== Input data ==
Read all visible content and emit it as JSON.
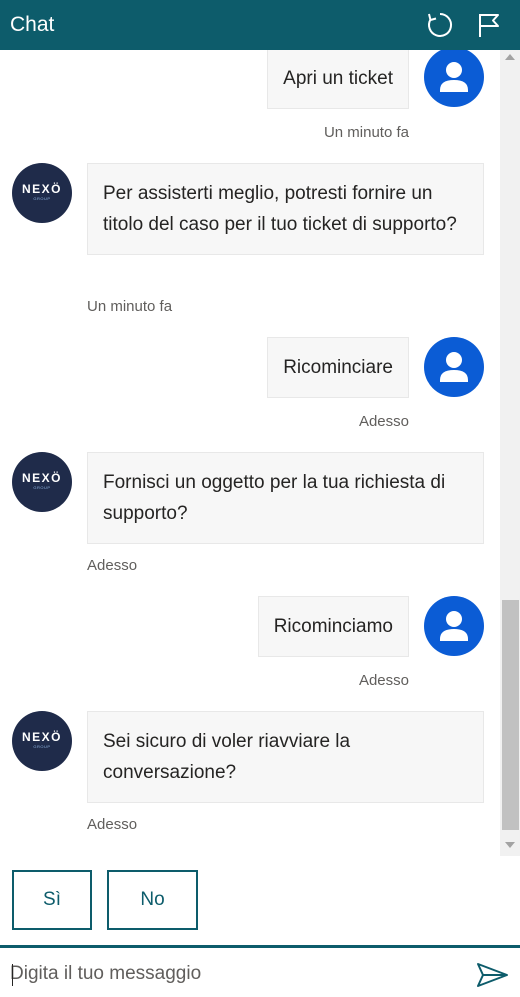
{
  "header": {
    "title": "Chat",
    "refresh_icon": "refresh-icon",
    "flag_icon": "flag-icon"
  },
  "colors": {
    "header_bg": "#0d5c6b",
    "user_avatar": "#0b5cd5",
    "bot_avatar": "#1f2b4a",
    "bubble_bg": "#f7f7f7"
  },
  "bot": {
    "avatar_logo": "NEXÖ",
    "avatar_sub": "GROUP"
  },
  "messages": [
    {
      "from": "user",
      "text": "Apri un ticket",
      "time": "Un minuto fa"
    },
    {
      "from": "bot",
      "text": "Per assisterti meglio, potresti fornire un titolo del caso per il tuo ticket di supporto?",
      "time": "Un minuto fa"
    },
    {
      "from": "user",
      "text": "Ricominciare",
      "time": "Adesso"
    },
    {
      "from": "bot",
      "text": "Fornisci un oggetto per la tua richiesta di supporto?",
      "time": "Adesso"
    },
    {
      "from": "user",
      "text": "Ricominciamo",
      "time": "Adesso"
    },
    {
      "from": "bot",
      "text": "Sei sicuro di voler riavviare la conversazione?",
      "time": "Adesso"
    }
  ],
  "suggested_actions": [
    {
      "label": "Sì"
    },
    {
      "label": "No"
    }
  ],
  "input": {
    "placeholder": "Digita il tuo messaggio",
    "value": "",
    "send_icon": "send-icon"
  }
}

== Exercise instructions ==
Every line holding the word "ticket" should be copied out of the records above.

== Exercise result ==
      "text": "Apri un ticket",
      "text": "Per assisterti meglio, potresti fornire un titolo del caso per il tuo ticket di supporto?",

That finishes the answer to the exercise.